When approved in 1992, state law directed the Georgia Lottery to set aside as close as possible to 35% of its proceeds to fund the scholarship, but often the games only send about 25% of their revenue on to state education programs.
Still, the state has more than $1 billion in lottery reserves in case it needs more money for HOPE and pre-kindergarten programs, so Stephens’ measure would provide only a minor addition to the program’s funds.
According to the legislation, sports betting companies would pay a 14% tax on their income, with all the revenue going to the HOPE scholarship.
Players would have to be over 21 to bet, be in Georgia to place a wager and could only bet on professional sporting events. Wagering on college games would not be allowed.
For years, gambling supporters have pushed the Legislature to expand the industry to allow casinos or horse racing. But a 2019 U.S. Supreme Court ruling opened an opportunity for states to legalize sports betting. About 20 states either have or are in the process of establishing legal sports betting.
Rep. Randy Nix, a LaGrange Republican, pastor and member of the committee, said he opposes gambling and views sports betting as a “slippery slope.”
“If this was going to be the end, it might be OK, but this is just starting us toward casinos and a lot of other things,” he said.
Stephens has also filed legislation that would put a question on an upcoming ballot asking Georgia voters to support allowing casinos in the state.
After years of failed attempts to expand legal gambling through a constitutional amendment, which would require two-thirds support in each chamber of the Legislature and a majority of Georgia voters, Stephens said sports betting could be legalized through legislation that only needs the backing of a majority of lawmakers.
HB 86 is backed by the Georgia Professional Sports Integrity Alliance, a coalition of four professional franchises — the Atlanta Braves, Atlanta Falcons, Atlanta Hawks and Atlanta United.
And powerful Republicans, including House Speaker David Ralston and Lt. Gov. Geoff Duncan, have signaled some support for sports betting legislation.
During the Tuesday meeting some members expressed concerns about the addictive qualities of gambling and urged stronger safeguards be put in place.

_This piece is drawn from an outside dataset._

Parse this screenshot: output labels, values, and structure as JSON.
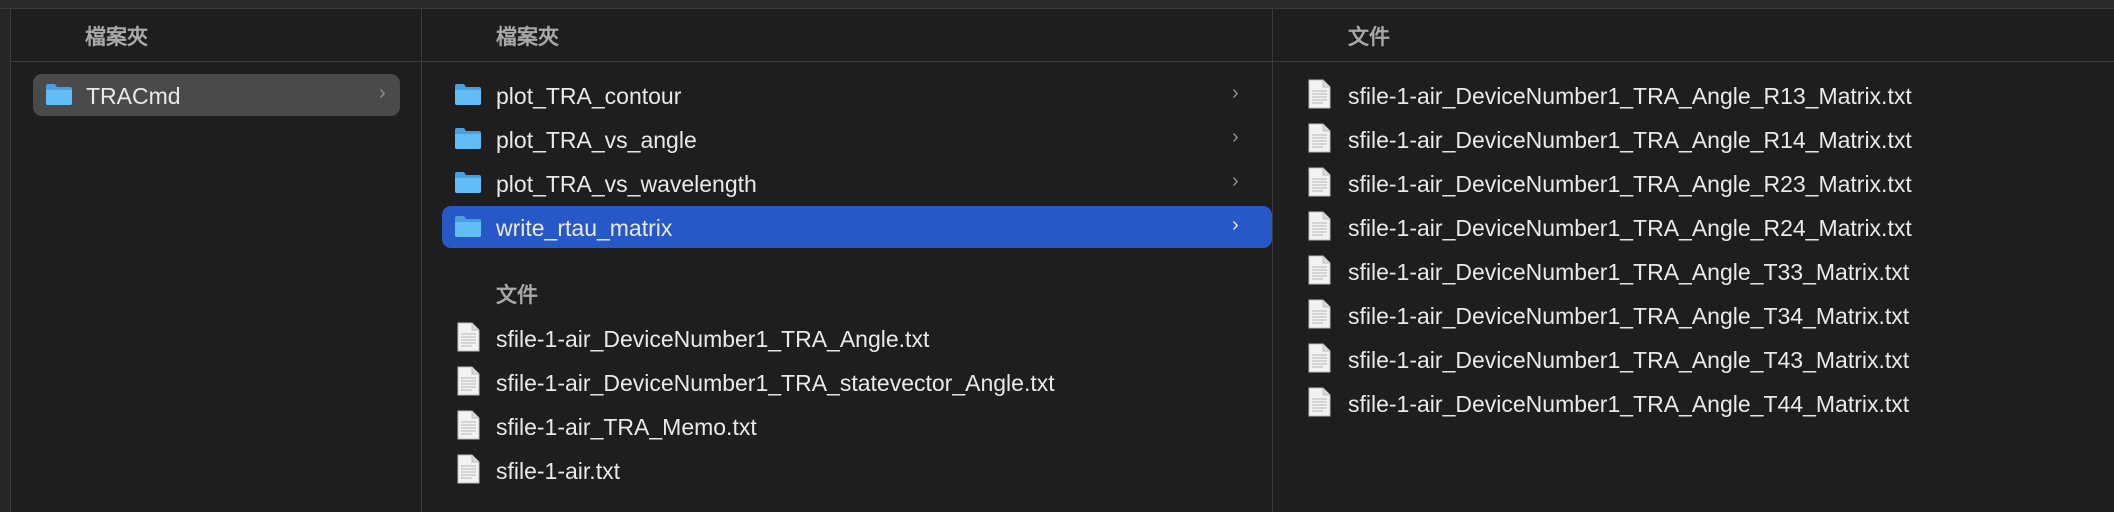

“I feel like we really need to have something in place for people that get caught up into this trap, because people are really going broke,” said state Rep. Miriam Paris, D-Macon, who voted for the bill. “Every time I see that (prize) number on billboards, I know that poor people make that number happen.”
The legislation as drafted directs sports facilities to post signs with a support hotline telephone number for people who struggle with gambling addictions. Stephens said the lottery also spends about $400,000 a year for addiction programs.